Social workers play a critical role in hospital settings by helping patients and families address the impact of illness and treatment.
Tremendous stress often stems from hospitalizations that are sudden and, at times, related to catastrophic illness or injury. Stressors such as decreased personal control, information overload, change in functional ability and reduced financial resources, can lead to a range of emotional responses such as, anxiety, anger, and depression.
Social workers, as part of the health care team, provide assessment and appropriate interventions to aid the patient in achieving optimum recovery/rehabilitation and quality of life. This includes maximizing the benefit the patient and family receive from their medical treatments and transitioning to risk-reduced, timely discharge.
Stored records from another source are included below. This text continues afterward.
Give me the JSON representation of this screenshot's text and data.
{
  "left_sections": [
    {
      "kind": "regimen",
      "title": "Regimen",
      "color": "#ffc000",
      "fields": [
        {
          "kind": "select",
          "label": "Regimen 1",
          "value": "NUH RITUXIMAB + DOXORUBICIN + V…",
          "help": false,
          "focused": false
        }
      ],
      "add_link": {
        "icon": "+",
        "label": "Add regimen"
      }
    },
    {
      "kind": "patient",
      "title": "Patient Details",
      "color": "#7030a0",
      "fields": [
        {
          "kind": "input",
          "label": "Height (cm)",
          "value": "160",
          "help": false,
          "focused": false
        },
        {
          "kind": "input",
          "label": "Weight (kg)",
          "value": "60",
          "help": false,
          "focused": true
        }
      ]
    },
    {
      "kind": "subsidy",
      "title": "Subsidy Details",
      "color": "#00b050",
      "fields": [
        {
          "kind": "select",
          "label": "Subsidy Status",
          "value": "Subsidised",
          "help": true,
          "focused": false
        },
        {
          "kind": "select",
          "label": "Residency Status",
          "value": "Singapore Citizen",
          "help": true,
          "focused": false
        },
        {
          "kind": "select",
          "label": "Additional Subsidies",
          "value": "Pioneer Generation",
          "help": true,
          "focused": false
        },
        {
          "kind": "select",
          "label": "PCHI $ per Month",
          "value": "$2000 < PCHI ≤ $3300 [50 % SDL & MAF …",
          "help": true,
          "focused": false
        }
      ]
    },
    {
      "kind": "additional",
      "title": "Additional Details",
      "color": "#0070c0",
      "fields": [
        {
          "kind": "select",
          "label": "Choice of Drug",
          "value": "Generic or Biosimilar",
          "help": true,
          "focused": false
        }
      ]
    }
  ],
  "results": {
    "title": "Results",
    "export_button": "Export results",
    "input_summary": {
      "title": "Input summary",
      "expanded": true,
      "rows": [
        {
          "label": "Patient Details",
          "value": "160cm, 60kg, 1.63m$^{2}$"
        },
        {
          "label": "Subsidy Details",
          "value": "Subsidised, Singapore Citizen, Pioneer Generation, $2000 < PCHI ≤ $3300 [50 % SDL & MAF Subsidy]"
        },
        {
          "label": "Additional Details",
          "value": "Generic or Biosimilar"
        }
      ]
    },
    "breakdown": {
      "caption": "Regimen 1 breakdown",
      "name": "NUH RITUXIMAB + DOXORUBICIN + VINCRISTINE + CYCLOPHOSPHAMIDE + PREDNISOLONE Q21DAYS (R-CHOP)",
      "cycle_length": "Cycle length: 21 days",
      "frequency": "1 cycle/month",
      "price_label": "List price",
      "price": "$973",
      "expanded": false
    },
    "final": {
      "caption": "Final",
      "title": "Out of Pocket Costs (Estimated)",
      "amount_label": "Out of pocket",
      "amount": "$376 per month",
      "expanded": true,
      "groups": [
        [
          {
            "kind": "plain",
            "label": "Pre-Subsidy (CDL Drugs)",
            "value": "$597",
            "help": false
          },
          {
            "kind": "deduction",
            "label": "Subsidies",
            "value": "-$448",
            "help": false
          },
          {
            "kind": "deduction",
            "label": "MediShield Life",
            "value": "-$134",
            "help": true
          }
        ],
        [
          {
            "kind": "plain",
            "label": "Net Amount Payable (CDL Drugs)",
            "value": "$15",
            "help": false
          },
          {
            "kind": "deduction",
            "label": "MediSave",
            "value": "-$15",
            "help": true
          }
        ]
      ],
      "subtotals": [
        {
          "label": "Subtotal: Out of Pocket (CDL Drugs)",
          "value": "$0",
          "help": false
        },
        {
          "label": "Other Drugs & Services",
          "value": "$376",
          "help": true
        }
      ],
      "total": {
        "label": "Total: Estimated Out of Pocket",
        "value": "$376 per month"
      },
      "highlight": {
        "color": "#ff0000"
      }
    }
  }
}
Social workers often have specific expertise in areas such as general medicine, emergency work, pediatrics, geriatrics, oncology, neurology, psychiatry, and palliative and end-of-life care.
Core Social Work Skills Include The Ability To:
What Services Do Social Workers Provide?
Social workers in health care commonly provide individual, couple, group and family counselling, crisis intervention, patient/family education, resource referral and advocacy, in inpatient and outpatient settings. Because social workers can provide both psychosocial care and other services to the patient and family, duplication of services is reduced. A mutually developed care plan for each patient/family is based on skillful psychosocial assessment. Consultation with medical and allied health professionals is implicit in developing and implementing treatment plans.
When Should A Patient Be Referred To A Social Worker?
How Do Social Workers Contribute To The Overall Goals Of Healthcare Organizations?
Social workers have training in human behaviour, group process, teamwork, communication, negotiation and research. These skills can help further the broader goals of health care organizations.